  2. I think you've missed a bit with concentrating on glyphs. Inscription now has relics/off hand and the new fortune cards/cookies. Also the old favourites are still around that wolf book, darkmoon cards and selling the inks.

  3. Jesus Stok. Mill macros? Enchantrix ftw.

    Also ZA I guess za is still being updated but tradeskillmaster has ZA plus many more features that would be perfect for you stok. You certainly know your stuff, but when I read some of your posts it seems like you might be doing more work than you have to. Let me know if you want to discuss TSM and what it can do for you!
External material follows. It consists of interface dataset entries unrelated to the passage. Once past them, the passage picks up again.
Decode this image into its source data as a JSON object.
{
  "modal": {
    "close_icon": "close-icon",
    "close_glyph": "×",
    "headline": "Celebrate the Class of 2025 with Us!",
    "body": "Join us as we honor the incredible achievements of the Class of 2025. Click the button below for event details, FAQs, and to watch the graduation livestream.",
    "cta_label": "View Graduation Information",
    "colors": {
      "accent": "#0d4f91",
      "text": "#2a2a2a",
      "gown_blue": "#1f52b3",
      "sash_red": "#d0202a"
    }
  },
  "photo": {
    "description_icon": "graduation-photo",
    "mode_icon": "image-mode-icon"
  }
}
  4. @ Sheldor
    You're completely right. It takes a huge time investment with just research alone, you can't really compete until you have it all done. That and glyph books are insanely expensive sometimes. They sell for 400g on my server =\

    @ Bobbins
    I didn't cover the DMC or gambling aspect of it because a lot of people aren't willing to make that sort of investment or deal with selling in trade which is an important part of the fortune cards.

    @ Dale
    I thought enchantrix was just a DE tool, how does it work with milling? And I don't use TSM because a little bit of hands on time with crafting glyphs is important unless you spend a good amount of time studying what glyphs you're selling, when, etc to keep yourself up to date on the market. Unless you already own it entirely then it doesn't matter of course.

  5. Enchantrix will behave the same way with herbs and ore assuming you have the profession. The same popup message will display a 5stack of herb or ore and ask if you want to proceed. Just click yes and it will do it and auto loot the contents. Only downside is if you are on a character with prospect/mill and enchanting is it will try to do both, but it will only de greens by default. However greens are a little more common now on a character you may not play as much. Thankfully you only have to ignore those items once when it pops for disenchant and it will never try again.

    In regards to TSM could you clarify what you mean by hands on time with the glyphs? There are a lot of features in tsm so I'll try to see if anything can address what you do manually.

  6. @ Dale
    Mostly to get a feel of what level glyphs you're crafting the most often. If you're having to craft certain ones far more often. The sort of things that you'll notice a lot faster than if you just look at a read out of "craft all of these glyphs."

    The main problem with glyphs is the massive amount of tiem that it takes to cancel and collect and post more. But with the changes Blizz has made to the AH I don't see how you can get around that without going against the EULA.

    The enchantrix bit does sound pretty neat though, I'll have to work that into my routine.

  7. Unfortunately for the APM/TSM guys, there are private addons like this:

  8. @Stokpile
    TSM does make the list of glyphs that you need to re-craft so you can see which ones you are making more often, if you are looking for it. TSM also is much easier to post glyphs then zero auctions, ZA makes you click once per glyph and then waits, TSM queues up all the auction that it wants to post and then asks for confirmation on each indivitually, the end result is that you can click post and then alt tab, come back and then quickly click for each ( very easy if you quickly rebind your mouse wheel to a button and use a /click macro) as apposed to baby sitting it.

  9. I'm another TSM fan but I came late to the glyph world & never automated anything before with ZA or whatever. I like that TSM lets you sort by ink or by class. I like that when I do a 'restock' it shows me what inks I need (or I can change it to 'on hand' list) & the shopping function is one click to buy each stack. Cancel & post are also pre-queued so I just let it run then do a mass clickathon on the one button. I use my mousewheel for something else but I've seen it done that way too.

    I've had a few teething troubles to be fair so I do a 'restock' queue then go thru the list & take out any I really don't want.

    I've even got it working for my JC & enchanting too. Just don't forget to set up profiles per alt or per prof - especially if you have alts on diff servers with different price structures.